During the study, researchers from Washington University School of Medicine in St. Louis have found that women who were born before 1944 began drinking at age 20.
Those born after that started drinking alcohol at age 17, and they had a 50 to 80 percent greater risk for alcohol dependence.
"We had previously noted that women were catching up with men in their rates of drinking and alcohol dependence, and this earlier age at which they began drinking helps explain that finding," said Richard A. Grucza, Ph.D., assistant professor of psychiatry and first author on the study.
"An early age at the onset of drinking is a strong predictor of subsequent alcohol dependence. About one in three individuals who start drinking at age 17 or younger become alcohol dependent.
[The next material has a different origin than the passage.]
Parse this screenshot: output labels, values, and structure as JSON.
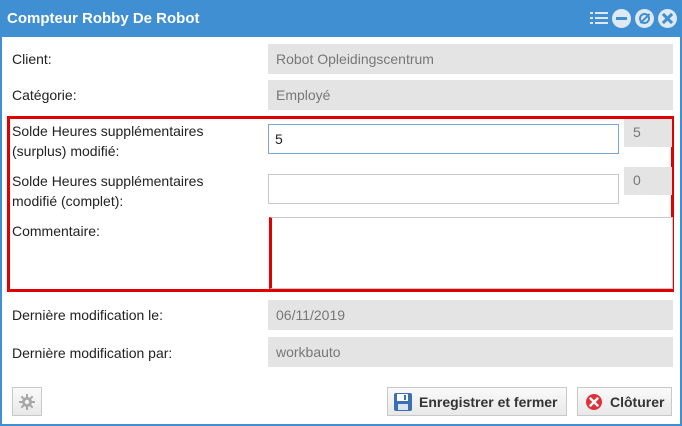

For those who wait until age 21 or older, that number is one in ten," he added.
In a study conducted in April, Grucza's team found that women are catching up with men in alcohol use and dependence.
They found substantial increases in drinking and alcohol dependence among women born between 1944 and 1983, compared to those born between 1934 and 1943.
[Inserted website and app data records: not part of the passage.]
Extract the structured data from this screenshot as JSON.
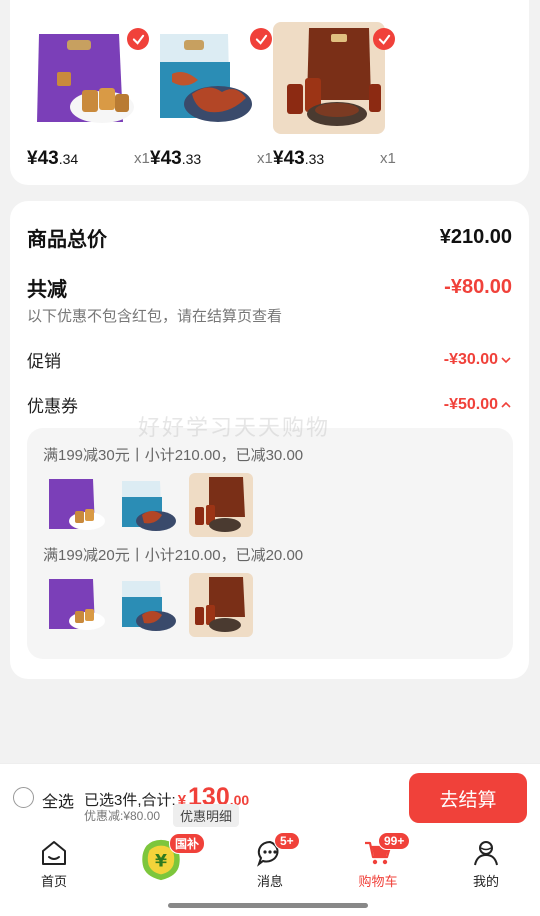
{
  "products": [
    {
      "price_int": "¥43",
      "price_dec": ".34",
      "qty": "x1",
      "image": "purple-snack-bag"
    },
    {
      "price_int": "¥43",
      "price_dec": ".33",
      "qty": "x1",
      "image": "blue-snack-bag"
    },
    {
      "price_int": "¥43",
      "price_dec": ".33",
      "qty": "x1",
      "image": "brown-snack-bag"
    }
  ],
  "summary": {
    "total_label": "商品总价",
    "total_value": "¥210.00",
    "reduce_label": "共减",
    "reduce_value": "-¥80.00",
    "reduce_note": "以下优惠不包含红包，请在结算页查看",
    "promo_label": "促销",
    "promo_value": "-¥30.00",
    "coupon_label": "优惠券",
    "coupon_value": "-¥50.00",
    "watermark": "好好学习天天购物",
    "promo_groups": [
      {
        "title": "满199减30元丨小计210.00，已减30.00"
      },
      {
        "title": "满199减20元丨小计210.00，已减20.00"
      }
    ]
  },
  "checkout": {
    "select_all": "全选",
    "selected_text": "已选3件,合计:",
    "yen": "¥",
    "total_int": "130",
    "total_dec": ".00",
    "discount_text": "优惠减:¥80.00",
    "detail_button": "优惠明细",
    "checkout_button": "去结算"
  },
  "tabs": [
    {
      "label": "首页",
      "icon": "home-icon"
    },
    {
      "label": "",
      "icon": "subsidy-icon",
      "badge": "国补"
    },
    {
      "label": "消息",
      "icon": "message-icon",
      "badge": "5+"
    },
    {
      "label": "购物车",
      "icon": "cart-icon",
      "badge": "99+",
      "active": true
    },
    {
      "label": "我的",
      "icon": "profile-icon"
    }
  ],
  "colors": {
    "accent": "#f0413a"
  }
}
"Now we have found that women born during this 'high risk' period also began drinking earlier than their predecessors, and this earlier drinking might explain the higher rates of alcoholism.
As the age of drinking onset got lower for women, the rates of alcohol dependence increased," he added.
For the new study, the researchers compared data from two surveys of alcohol use: the National Longitudinal Alcohol Epidemiologic Survey, gathered in 1991 and 1992, and from the National Epidemiologic Survey on Alcohol and Related Conditions, which was compiled 10 years later.
Some previous studies have linked a genetic predisposition to alcohol dependence with early-age drinking, however, Grucza said that genetic changes alone can't explain the increases in alcohol dependence among women in this study.
"Since genes don't change over such a short of a period of time, genetics can't be the whole story," he added.
The new study will be published in the August issue of Alcoholism: Clinical and Experimental Research and currently available at OnlineEarly.